AT&T Center

Att Center
  1. About the AT&T Center in Los Angeles
  2. Architect and team
  3. Architectural style
  4. Spaces and uses
  5. Structure and materials

The AT&T Center is an International Style skyscraper designed by William Pereira & Associates and built between 1962 and 1965 in Los Angeles, CA.

AT&T Center is not the only name you might know this building by though. It is common for companies to want to attach their names to iconic buildings when they move in, or for the general public to come up with nicknames, and this one is no exception. The AT&T Center is also known, or has been known as, USC Tower, Transamerica Tower, or Occidental Life Building.

Its precise street address is 1150 South Olive Street, Los Angeles, CA. You can also find it on the map here.

The building along with a second, 10-story building, make up what's known as South Park Center.

The building underwent a major restoration in 2008. The architect commissioned to undertake this restoration was Gensler.

Building's timeline

Construction begins
1962
62
Construction completed
1965
59
a
Restoration
2008
16
years ago
2024
  1. 2008 - The building underwent a renovation that included new metal panels on the curtain wall and an expansion of the penthouse.. The architect in charge was Gensler.

Architect and team

William Pereira & Associates was the architecture firm in charge of the architectural design.

William Pereira & Associates was in charge of the architectural design, however, architecture is a complex discipline involving many professionals from different fields, without whom this building would have not been possible. We will surely be leaving out a lot of names here, but at the very least we know that there was one other part involved, that was Brandow & Johnston in charge of Structural Engineering.

Architectural Style

The AT&T Center can be categorized as an International Style building.

The international style originated in Europe in the early 20th century, and made its way to the US a couple of decades later when the rise of the Nazi regime forced figures such as Walter Gropius, Marcel Breuer, or Mies van der Rohe to flee Europe.

The International Style emerged as a response to the prevailing historicism and ornate architecture styles of the late 19th century, which according to a younger generation of architects didn't represent the new materials and construction techniques that were on the rise at the time.

Architecture in the early 20th century US was marked by the adoption of steel structures, modern construction techniques, and the rise of the skyscraper. As it turns out, this combination of circumstances created the perfect ecosystem for the International Style to flourish, becoming the to-go style for skyscraper designs during the mid-20th century, when American cities were growing fast.

The International Style’s legacy can not only be found in numerous iconic buildings across all major American cities, but also incorporated in contemporary architecture, which still puts a big emphasis on functionality and minimalism.

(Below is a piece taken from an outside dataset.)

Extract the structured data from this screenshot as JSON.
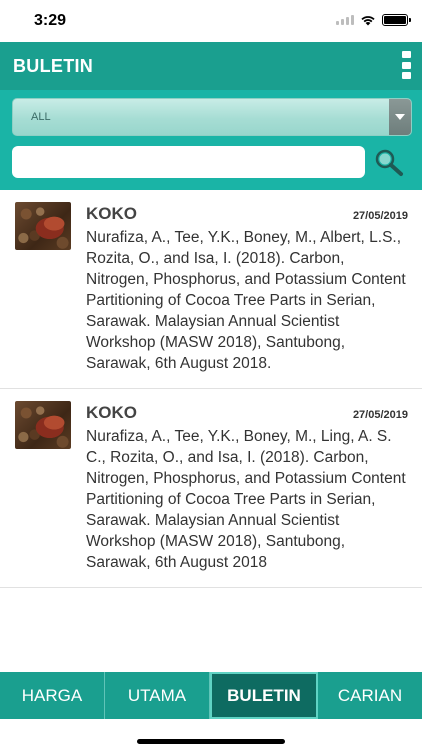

The AT&T Center was completed in 1965. By 1965 the International Style movement had already left its early days behind and could be considered a mature movement, which does not mean it was loved and accepted by everyone, on the contrary. The International Style was accepted by the architecture community way before it was by the general public, and it is therefore likely that the AT&T Center was not well received by everyone at the time.

Spaces & Uses

The AT&T Center reaches an architectural height of 453ft (138m). It has a total of 32 floors, which combined offer a total of 581,627 sqf (54,035m2) of usable space.

Ever since opening its doors to the public in 1965, the AT&T Center has mainly been used as Commercial space.

453ft (138m)

Materials & Structure

The AT&T Center uses a frame structure made of steel columns and concrete slabs.

A frame structure uses a combination of beams and columns to sustain the building's weight. The walls in this case are non-load bearing, which allows for more flexibility when distributing the interior spaces.

The facade is non-load bearing either, as it is common in frame structure type buildings.

From an aesthetic point of view, the facade features a curtain wall with strong vertical elements that accentuate the building's height, while at the same time they create vertical shadows on the facade that add texture and depth to it.

Towards the top of the building we find a setback that also marks the end of the curtain wall. Above this setback, the last two floors feature a full glass curtain wall, and are adorned by what could be described as a reinterpretation of the gothic buttresses, which could be seen as an early sign of postmodernism.